Some lines in the material below hold the word "Transaction". Copy all of them.
-- Opening Marker --
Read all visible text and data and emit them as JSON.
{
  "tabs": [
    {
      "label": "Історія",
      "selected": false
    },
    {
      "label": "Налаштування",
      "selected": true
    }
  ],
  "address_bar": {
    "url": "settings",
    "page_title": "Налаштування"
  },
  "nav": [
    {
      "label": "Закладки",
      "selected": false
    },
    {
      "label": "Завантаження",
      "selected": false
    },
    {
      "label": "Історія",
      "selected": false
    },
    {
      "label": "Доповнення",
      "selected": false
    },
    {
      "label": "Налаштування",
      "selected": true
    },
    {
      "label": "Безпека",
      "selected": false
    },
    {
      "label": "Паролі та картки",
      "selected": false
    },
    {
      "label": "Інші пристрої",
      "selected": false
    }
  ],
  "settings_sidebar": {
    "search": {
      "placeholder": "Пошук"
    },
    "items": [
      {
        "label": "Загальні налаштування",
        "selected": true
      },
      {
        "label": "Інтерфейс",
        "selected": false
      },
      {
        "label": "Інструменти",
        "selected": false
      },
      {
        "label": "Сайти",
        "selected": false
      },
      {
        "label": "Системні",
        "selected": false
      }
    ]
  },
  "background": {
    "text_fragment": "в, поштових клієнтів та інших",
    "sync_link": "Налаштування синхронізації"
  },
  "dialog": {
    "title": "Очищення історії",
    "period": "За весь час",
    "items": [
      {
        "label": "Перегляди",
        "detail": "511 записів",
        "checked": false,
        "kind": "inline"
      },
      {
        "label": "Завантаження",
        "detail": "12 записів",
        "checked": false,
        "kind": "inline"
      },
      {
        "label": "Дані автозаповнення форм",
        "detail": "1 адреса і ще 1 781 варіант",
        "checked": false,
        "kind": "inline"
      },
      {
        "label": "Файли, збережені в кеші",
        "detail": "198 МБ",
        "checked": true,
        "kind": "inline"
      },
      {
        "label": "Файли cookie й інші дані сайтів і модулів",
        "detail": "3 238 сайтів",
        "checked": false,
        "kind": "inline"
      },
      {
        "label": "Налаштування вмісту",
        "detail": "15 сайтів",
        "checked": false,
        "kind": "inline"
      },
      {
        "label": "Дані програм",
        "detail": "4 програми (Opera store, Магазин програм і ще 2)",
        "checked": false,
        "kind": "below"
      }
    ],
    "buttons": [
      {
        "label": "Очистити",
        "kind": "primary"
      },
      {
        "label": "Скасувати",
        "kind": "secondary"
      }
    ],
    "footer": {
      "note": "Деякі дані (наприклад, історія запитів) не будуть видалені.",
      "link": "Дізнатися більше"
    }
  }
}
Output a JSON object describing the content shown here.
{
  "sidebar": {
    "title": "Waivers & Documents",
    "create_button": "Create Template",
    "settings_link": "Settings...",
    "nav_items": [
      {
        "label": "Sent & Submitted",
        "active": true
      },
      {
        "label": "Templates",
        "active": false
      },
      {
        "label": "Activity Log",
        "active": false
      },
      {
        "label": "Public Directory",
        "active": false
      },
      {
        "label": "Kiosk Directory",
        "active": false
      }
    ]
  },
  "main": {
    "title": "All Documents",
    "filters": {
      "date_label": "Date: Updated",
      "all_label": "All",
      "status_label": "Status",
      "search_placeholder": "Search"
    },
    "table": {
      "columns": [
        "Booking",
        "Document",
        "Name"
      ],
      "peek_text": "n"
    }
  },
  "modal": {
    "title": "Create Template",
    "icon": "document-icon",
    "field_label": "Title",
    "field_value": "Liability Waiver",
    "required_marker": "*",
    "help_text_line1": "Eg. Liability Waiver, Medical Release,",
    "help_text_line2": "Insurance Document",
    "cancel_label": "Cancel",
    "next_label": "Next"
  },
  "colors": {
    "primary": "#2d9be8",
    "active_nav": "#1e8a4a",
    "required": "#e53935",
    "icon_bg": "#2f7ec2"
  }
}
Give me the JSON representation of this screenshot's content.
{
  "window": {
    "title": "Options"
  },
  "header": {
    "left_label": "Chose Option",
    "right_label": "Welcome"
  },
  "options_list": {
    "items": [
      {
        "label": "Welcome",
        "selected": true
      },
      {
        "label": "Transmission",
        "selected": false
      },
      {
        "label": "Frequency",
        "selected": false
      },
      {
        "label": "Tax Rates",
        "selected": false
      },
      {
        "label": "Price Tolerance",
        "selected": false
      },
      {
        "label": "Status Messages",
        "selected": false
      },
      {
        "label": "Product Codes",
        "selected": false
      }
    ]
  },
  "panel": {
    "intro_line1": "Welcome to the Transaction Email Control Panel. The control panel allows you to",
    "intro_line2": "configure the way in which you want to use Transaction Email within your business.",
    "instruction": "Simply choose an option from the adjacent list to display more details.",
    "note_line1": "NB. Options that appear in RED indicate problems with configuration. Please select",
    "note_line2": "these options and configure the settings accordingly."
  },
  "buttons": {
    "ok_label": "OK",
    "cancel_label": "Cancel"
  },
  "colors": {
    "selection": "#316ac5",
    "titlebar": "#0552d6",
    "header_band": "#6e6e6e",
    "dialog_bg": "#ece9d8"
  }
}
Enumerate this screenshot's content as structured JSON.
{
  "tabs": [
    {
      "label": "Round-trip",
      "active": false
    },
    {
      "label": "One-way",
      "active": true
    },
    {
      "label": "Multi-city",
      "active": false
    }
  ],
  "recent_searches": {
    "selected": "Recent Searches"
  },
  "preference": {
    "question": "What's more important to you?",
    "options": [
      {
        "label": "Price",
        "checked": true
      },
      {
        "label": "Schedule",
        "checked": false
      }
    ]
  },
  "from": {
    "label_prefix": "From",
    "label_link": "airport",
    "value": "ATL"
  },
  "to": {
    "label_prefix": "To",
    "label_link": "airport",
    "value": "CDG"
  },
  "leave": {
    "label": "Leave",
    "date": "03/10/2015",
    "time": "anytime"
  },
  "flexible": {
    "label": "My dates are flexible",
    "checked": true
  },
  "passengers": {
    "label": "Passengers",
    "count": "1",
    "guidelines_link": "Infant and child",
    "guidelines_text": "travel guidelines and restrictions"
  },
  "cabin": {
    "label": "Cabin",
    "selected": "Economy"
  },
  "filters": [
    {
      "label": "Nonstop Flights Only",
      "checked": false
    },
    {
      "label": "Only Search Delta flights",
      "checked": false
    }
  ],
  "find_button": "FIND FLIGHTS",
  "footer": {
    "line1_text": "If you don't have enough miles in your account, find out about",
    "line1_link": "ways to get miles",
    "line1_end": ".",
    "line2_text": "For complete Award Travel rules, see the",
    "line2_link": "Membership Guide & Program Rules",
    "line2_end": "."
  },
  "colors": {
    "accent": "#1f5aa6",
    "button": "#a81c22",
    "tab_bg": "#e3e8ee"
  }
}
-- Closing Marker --
EXPECTED ANSWER:
    "intro_line1": "Welcome to the Transaction Email Control Panel. The control panel allows you to",
    "intro_line2": "configure the way in which you want to use Transaction Email within your business.",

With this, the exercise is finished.